*** Begin section ***

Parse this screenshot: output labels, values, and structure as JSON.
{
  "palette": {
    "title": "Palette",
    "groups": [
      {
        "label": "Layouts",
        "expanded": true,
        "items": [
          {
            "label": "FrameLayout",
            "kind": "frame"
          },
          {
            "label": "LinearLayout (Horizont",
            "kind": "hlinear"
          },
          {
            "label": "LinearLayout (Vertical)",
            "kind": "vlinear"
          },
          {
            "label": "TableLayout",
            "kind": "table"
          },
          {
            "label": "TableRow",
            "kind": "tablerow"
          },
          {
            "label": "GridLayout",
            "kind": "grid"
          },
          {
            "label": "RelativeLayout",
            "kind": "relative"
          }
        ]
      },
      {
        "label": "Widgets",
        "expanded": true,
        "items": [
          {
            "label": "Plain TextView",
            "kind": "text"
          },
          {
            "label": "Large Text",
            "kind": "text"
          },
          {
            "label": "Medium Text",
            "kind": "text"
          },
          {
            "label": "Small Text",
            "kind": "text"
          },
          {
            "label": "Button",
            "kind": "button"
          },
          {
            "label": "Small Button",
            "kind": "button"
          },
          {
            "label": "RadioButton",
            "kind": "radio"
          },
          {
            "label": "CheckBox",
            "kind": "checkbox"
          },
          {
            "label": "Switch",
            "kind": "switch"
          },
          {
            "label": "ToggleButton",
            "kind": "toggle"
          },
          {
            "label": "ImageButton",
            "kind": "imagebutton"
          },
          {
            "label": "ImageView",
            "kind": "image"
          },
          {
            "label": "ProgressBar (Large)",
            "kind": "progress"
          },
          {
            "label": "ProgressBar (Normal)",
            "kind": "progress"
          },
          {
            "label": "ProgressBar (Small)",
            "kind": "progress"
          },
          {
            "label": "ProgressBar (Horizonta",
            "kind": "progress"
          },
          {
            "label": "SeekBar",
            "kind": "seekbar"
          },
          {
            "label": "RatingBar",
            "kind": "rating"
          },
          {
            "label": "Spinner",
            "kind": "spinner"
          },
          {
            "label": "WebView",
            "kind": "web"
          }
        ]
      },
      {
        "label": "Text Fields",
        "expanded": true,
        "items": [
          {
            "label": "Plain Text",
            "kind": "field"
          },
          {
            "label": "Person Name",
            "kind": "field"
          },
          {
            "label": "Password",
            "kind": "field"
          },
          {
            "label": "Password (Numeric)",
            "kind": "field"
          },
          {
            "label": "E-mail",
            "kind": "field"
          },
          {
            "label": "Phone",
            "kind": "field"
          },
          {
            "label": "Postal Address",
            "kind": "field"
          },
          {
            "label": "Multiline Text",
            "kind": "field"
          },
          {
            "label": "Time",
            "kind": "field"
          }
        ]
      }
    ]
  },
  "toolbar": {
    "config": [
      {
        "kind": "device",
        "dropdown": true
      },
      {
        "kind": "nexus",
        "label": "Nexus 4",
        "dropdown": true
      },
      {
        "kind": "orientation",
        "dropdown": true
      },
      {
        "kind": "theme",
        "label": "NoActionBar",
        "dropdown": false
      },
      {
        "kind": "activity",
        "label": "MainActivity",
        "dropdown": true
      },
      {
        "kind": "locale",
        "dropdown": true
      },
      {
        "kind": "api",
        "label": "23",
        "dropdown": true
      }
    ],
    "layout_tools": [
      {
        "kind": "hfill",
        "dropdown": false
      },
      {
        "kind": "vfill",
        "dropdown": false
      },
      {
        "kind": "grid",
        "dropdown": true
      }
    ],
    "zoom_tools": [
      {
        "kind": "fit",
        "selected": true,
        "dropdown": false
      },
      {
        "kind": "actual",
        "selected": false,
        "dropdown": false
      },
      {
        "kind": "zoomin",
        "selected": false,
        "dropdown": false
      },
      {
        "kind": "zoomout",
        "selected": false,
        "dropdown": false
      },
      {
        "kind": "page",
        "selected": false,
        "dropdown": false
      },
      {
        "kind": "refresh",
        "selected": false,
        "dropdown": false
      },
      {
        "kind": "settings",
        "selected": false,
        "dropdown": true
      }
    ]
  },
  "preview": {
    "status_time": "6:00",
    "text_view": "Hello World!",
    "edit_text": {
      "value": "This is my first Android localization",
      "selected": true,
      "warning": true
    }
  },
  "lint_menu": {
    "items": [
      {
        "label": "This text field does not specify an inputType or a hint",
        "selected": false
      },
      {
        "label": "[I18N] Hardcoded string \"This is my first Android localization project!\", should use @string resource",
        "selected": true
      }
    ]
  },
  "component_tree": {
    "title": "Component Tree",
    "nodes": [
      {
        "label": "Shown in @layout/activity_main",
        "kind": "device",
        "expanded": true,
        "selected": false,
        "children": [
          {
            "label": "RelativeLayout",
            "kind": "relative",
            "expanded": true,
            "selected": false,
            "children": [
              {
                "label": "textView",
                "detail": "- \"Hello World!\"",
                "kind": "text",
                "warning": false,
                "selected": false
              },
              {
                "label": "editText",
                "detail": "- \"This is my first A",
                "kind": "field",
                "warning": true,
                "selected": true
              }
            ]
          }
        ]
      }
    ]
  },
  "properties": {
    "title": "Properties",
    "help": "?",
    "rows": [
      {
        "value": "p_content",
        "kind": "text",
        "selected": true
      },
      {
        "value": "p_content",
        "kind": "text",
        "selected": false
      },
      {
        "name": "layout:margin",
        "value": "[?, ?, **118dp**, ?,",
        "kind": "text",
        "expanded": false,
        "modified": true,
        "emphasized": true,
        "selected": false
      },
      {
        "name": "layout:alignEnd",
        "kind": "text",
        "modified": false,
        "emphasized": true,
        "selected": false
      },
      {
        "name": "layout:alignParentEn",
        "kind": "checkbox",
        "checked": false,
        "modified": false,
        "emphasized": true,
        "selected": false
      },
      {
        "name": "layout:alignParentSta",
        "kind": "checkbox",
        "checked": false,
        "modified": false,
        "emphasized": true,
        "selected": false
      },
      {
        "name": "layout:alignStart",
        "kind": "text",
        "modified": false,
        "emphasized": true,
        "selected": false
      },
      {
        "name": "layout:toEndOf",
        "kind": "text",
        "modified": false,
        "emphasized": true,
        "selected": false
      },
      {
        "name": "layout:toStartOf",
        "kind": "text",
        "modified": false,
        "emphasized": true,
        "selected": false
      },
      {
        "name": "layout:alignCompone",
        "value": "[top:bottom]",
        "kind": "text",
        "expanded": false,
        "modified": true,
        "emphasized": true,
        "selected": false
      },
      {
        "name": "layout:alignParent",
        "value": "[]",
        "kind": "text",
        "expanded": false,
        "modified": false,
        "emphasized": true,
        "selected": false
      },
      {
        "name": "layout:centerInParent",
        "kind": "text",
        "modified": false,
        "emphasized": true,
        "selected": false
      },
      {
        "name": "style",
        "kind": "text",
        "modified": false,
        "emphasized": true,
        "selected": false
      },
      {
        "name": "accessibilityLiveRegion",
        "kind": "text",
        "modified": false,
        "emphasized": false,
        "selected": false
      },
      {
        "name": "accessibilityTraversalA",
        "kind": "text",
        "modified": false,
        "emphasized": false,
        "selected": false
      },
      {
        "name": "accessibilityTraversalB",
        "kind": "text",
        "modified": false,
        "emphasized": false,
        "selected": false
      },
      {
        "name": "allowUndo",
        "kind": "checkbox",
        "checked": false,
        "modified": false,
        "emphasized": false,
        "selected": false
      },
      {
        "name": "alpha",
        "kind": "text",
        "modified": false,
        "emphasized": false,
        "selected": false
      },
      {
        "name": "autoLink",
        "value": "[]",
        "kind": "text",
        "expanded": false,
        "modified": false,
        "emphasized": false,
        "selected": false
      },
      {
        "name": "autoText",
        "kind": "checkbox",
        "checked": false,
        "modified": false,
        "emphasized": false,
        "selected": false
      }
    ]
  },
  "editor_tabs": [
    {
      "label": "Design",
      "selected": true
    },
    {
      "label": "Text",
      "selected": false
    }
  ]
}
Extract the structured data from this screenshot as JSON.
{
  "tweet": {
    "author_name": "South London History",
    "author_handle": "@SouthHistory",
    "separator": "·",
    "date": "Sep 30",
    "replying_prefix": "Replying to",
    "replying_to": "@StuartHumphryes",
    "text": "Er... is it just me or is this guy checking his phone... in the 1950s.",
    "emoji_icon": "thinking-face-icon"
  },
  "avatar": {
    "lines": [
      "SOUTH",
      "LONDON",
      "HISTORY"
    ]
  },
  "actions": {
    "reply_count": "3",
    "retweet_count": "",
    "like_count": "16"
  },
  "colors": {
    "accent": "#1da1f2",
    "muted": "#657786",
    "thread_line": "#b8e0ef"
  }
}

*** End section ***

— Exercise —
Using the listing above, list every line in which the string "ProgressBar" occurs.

— Response —
            "label": "ProgressBar (Large)",
            "label": "ProgressBar (Normal)",
            "label": "ProgressBar (Small)",
            "label": "ProgressBar (Horizonta",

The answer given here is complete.